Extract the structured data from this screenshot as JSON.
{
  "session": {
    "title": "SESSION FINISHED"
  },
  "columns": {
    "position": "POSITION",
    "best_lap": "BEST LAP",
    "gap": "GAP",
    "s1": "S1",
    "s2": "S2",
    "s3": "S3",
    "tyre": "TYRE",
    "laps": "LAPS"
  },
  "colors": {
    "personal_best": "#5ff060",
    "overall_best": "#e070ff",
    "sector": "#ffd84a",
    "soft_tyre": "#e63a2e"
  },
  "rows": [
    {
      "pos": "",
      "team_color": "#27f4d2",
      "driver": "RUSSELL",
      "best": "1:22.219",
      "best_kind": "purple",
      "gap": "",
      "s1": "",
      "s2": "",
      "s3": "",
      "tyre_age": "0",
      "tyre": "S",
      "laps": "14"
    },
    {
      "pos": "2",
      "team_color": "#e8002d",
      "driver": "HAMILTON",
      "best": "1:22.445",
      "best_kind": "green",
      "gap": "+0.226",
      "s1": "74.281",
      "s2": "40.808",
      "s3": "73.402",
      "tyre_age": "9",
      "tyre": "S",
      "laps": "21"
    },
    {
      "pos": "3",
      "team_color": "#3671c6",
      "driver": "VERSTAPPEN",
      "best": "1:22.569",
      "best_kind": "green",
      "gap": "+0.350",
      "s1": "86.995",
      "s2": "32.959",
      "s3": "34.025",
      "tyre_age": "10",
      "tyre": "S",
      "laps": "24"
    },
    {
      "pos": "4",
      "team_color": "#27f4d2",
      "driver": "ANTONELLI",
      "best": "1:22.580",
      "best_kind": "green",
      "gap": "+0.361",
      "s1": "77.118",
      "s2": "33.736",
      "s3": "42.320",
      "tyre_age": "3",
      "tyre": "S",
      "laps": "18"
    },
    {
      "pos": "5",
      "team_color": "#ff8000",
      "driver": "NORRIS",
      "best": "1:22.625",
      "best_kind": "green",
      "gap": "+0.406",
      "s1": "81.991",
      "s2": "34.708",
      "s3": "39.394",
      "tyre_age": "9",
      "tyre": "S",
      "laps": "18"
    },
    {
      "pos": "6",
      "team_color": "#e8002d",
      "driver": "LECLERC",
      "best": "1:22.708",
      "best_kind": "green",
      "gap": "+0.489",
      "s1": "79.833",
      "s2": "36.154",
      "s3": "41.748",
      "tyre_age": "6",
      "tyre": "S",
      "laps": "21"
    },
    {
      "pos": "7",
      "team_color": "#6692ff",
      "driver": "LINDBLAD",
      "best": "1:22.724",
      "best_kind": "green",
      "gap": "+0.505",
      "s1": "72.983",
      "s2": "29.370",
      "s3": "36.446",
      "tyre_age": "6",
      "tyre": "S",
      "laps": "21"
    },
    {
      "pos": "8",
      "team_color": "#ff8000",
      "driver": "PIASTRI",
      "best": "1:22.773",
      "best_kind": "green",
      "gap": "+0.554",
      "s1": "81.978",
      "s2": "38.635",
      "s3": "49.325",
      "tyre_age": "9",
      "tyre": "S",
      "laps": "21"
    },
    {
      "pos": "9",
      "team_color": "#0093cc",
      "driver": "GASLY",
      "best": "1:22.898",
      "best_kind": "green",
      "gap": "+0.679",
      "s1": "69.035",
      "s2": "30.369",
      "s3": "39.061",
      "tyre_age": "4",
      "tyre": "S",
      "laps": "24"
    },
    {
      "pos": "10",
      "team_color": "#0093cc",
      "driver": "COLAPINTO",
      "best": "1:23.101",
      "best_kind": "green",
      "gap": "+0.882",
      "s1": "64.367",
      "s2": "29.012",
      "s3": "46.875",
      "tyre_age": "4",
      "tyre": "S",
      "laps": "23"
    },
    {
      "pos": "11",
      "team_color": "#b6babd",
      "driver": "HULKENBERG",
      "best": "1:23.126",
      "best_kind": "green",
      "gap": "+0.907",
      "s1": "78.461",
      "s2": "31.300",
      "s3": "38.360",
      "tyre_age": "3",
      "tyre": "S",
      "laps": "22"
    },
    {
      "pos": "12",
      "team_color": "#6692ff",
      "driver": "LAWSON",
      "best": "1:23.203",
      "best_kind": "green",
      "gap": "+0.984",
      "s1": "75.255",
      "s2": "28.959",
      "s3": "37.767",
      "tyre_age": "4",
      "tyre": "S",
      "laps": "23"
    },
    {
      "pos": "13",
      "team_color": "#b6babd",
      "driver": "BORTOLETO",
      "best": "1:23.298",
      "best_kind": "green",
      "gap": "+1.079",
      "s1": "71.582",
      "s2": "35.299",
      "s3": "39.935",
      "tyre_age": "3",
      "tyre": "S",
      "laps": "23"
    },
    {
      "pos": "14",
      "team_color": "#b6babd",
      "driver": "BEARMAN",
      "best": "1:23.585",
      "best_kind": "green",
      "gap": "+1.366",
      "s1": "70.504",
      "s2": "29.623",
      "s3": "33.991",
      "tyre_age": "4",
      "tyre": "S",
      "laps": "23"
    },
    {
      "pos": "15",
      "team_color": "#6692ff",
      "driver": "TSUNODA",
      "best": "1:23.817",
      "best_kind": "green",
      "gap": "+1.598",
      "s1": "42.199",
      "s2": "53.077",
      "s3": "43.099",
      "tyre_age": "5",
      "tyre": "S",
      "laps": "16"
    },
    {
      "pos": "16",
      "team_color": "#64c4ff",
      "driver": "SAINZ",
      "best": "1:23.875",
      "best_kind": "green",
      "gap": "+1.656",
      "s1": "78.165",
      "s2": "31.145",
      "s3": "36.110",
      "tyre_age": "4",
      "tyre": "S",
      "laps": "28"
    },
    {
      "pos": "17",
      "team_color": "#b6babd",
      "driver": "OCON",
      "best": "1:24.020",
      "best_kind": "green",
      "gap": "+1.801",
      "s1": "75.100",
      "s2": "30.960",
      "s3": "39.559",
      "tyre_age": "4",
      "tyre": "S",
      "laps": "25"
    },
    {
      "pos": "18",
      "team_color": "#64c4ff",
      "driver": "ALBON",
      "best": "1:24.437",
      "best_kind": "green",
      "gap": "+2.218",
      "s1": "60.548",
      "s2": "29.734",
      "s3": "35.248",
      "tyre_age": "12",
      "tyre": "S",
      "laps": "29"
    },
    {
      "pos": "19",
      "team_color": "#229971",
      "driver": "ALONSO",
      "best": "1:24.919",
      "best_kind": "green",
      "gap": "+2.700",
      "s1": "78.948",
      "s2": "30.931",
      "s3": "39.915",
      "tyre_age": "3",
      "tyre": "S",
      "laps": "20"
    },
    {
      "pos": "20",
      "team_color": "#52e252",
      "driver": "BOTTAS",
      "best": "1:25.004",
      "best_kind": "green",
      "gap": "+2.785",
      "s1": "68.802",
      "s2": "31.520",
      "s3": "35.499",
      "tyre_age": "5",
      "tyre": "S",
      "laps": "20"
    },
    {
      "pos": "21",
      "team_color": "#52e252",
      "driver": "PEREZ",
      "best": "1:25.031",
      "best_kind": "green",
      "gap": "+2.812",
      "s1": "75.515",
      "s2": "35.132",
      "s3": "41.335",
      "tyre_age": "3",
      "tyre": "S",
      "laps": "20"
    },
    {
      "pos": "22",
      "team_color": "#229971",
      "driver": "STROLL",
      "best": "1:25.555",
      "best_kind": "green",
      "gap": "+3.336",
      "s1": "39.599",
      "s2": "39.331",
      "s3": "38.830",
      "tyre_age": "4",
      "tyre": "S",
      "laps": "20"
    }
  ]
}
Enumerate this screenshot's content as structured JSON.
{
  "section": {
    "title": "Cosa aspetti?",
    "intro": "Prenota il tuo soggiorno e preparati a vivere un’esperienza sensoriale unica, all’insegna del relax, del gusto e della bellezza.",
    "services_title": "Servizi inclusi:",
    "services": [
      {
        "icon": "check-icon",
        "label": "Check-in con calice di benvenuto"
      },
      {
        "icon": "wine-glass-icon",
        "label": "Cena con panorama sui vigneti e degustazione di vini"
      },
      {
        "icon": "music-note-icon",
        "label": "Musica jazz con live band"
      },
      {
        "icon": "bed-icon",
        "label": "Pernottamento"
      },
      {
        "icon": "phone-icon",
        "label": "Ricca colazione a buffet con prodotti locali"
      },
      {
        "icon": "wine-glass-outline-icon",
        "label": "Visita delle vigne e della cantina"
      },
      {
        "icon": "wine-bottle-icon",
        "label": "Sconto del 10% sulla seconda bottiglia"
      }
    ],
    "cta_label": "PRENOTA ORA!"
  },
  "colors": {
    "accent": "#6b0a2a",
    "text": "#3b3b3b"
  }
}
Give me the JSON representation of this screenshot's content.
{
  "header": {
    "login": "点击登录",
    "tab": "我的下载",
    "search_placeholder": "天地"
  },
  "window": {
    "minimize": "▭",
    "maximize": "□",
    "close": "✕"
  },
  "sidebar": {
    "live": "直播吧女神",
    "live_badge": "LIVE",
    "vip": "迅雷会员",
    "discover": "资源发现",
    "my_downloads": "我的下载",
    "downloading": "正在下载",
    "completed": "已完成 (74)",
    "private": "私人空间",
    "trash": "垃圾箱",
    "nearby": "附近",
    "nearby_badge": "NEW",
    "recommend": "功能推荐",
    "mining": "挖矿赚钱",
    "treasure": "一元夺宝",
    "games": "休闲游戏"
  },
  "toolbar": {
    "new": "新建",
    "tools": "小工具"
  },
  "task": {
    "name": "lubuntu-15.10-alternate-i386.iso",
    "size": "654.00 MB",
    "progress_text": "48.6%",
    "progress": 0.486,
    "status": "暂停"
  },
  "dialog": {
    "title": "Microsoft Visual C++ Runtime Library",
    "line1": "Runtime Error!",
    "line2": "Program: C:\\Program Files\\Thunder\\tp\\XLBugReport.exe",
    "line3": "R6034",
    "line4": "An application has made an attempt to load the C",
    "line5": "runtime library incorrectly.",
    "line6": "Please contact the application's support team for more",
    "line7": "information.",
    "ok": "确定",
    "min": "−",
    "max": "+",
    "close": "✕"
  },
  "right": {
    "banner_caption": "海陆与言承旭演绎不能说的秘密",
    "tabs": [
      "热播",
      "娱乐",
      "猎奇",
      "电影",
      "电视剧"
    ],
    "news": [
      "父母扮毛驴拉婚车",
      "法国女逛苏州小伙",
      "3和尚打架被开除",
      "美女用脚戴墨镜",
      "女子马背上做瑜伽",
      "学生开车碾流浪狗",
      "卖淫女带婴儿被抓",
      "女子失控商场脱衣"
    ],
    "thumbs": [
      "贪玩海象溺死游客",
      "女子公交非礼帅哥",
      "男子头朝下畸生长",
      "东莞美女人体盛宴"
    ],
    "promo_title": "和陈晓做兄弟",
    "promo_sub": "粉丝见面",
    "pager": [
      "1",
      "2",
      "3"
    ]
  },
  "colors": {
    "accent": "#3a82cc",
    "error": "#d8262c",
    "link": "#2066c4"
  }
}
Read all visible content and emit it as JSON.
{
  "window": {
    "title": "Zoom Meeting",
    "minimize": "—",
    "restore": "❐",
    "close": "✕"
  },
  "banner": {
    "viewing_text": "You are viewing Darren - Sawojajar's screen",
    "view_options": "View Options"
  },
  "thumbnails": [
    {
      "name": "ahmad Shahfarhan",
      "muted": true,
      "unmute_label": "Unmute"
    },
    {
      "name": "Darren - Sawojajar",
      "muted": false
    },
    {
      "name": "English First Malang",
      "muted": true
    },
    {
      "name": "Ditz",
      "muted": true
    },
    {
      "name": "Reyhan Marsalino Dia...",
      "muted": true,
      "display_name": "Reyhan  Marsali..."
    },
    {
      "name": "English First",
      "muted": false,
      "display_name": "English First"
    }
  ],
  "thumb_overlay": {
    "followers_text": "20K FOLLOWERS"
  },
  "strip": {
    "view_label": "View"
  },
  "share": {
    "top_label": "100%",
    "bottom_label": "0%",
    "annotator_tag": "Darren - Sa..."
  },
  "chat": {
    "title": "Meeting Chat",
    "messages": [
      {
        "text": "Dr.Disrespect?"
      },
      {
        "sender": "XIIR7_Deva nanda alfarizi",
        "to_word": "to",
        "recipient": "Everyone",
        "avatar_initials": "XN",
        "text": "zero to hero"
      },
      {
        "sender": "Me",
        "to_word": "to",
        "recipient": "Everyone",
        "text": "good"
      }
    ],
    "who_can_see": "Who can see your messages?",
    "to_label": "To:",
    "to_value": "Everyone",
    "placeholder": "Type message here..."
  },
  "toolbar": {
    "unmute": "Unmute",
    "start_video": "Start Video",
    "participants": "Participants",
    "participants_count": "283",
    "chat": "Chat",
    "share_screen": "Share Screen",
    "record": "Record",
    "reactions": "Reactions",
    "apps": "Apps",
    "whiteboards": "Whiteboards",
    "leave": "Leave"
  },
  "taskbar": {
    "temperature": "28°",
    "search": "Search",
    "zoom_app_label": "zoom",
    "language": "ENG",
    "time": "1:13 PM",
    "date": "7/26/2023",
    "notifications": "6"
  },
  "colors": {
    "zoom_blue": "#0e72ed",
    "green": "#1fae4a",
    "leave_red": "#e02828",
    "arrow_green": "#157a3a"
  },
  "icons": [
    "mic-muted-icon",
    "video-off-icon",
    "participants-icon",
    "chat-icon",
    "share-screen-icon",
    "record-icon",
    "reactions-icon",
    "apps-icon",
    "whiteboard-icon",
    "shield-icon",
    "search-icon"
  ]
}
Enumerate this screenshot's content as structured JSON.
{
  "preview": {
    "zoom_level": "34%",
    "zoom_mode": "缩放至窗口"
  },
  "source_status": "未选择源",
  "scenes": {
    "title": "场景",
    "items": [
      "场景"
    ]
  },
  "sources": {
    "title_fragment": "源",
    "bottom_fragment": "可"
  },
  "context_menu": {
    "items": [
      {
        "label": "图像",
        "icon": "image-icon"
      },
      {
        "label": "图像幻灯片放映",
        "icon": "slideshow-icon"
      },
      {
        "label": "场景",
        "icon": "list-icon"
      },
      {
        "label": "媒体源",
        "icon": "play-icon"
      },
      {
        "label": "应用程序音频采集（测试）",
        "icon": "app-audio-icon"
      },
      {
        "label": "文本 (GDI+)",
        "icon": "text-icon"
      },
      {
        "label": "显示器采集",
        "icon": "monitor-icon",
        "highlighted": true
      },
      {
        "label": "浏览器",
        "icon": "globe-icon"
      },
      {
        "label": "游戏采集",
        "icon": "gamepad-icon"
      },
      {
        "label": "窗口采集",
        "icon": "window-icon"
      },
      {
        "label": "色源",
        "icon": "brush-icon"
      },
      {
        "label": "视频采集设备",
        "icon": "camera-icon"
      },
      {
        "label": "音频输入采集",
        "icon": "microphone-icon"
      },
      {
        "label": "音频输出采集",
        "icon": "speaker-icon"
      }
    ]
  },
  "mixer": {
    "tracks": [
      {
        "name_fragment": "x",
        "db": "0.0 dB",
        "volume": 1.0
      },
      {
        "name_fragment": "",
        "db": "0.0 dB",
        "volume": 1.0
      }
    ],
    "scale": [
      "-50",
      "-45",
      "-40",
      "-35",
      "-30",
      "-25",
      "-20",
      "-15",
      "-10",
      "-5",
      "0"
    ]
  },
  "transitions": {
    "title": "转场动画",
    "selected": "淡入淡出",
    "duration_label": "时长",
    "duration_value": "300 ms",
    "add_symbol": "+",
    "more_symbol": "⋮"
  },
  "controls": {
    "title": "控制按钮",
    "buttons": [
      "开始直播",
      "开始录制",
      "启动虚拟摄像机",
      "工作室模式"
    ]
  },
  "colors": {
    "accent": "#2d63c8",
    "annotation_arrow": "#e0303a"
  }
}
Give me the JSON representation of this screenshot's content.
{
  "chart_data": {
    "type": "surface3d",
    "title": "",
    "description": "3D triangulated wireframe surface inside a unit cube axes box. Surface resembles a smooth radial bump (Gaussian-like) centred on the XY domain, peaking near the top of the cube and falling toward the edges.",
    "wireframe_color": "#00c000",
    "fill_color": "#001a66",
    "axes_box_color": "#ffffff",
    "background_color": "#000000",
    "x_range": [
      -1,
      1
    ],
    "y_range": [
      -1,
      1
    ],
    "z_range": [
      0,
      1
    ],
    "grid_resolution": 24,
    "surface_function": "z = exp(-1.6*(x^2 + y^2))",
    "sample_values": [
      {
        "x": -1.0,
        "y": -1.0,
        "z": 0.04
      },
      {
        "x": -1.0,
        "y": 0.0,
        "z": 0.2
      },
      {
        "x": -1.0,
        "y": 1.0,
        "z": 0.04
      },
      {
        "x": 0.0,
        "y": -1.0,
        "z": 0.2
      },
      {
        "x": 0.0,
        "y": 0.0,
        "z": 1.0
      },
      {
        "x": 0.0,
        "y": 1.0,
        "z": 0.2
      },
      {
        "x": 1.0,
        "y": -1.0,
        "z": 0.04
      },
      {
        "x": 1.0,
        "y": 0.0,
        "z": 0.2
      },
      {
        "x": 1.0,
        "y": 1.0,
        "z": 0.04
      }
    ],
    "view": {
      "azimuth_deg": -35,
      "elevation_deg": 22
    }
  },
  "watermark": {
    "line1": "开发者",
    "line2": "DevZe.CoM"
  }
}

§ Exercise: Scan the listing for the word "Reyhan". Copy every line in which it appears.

§ Answer:
      "name": "Reyhan Marsalino Dia...",
      "display_name": "Reyhan  Marsali..."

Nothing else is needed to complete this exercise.